Red wine compound shown to prevent prostate cancer
Researchers at the University of Alabama at Birmingham (UAB) have found that nutrients in red wine may help reduce the risk of developing prostate cancer.
The study involved male mice that were fed a plant compound found in red wine called resveratrol, which has shown anti-oxidant and anti-cancer properties. Other sources of resveratrol in the diet include grapes, raspberries, peanuts and blueberries.
In the study resveratrol-fed mice showed an 87 percent reduction in their risk of developing prostate tumors that contained the worst kind of cancer-staging diagnosis. The mice that proved to have the highest cancer-protection effect earned it after seven months of consuming resveratrol in a powdered formula mixed with their food.
Other mice in the study, those fed resveratrol but still developed a less-serious form of prostate cancer, were 48 percent more likely to have their tumor growth halted or slowed when compared to mice who did not consume the compound, the UAB research team said.
The findings were published in August through the online edition of the Journal of Carcinogenesis.
This study adds to a growing body of evidence that resveratrol consumption through red wine has powerful chemoprevention properties, in addition to its apparent heart-health benefits, said lead study author Coral Lamartiniere, Ph.D., of UAB’s Department of Pharmacology and Toxicology.
An earlier UAB study published May 2006 in the same journal found resveratrol-fed female mice had considerable reduction in their risk of breast cancer.
Lamartiniere said his research team has been pleasantly surprised at the chemoprevention power of wine and berry polyphenols like resveratrol in animal models.
"A cancer prevention researcher lives for these days when they can make that kind of finding," Lamartiniere said. "I drink a glass a day every evening because I’m concerned about prostate cancer. It runs in my family."

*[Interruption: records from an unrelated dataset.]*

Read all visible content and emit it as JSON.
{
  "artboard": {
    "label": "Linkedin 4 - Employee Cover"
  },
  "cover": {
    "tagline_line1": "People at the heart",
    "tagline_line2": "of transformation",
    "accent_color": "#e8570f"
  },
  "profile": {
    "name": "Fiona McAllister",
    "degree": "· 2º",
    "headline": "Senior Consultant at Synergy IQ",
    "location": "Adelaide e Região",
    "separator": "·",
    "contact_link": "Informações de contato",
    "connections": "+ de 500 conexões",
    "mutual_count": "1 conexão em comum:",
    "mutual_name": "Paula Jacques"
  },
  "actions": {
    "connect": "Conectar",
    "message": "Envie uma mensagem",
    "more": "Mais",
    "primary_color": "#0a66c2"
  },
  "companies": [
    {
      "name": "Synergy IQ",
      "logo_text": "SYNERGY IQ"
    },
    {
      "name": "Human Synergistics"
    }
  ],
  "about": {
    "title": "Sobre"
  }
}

Lamartiniere and other researchers say work is already underway to test resveratrol consumption in humans to see what concentrations are needed to convey cancer-prevention benefits.
The amounts used in the UAB mice studies were the equivalent of one person consuming one bottle of red wine per day, which is not advisable. Since drinking alcohol in excessive amounts can have harmful health effects, doctors generally recommend moderate red wine consumption, which is an average of two drinks a day for men and one drink a day for women.
Source: University of Alabama at Birmingham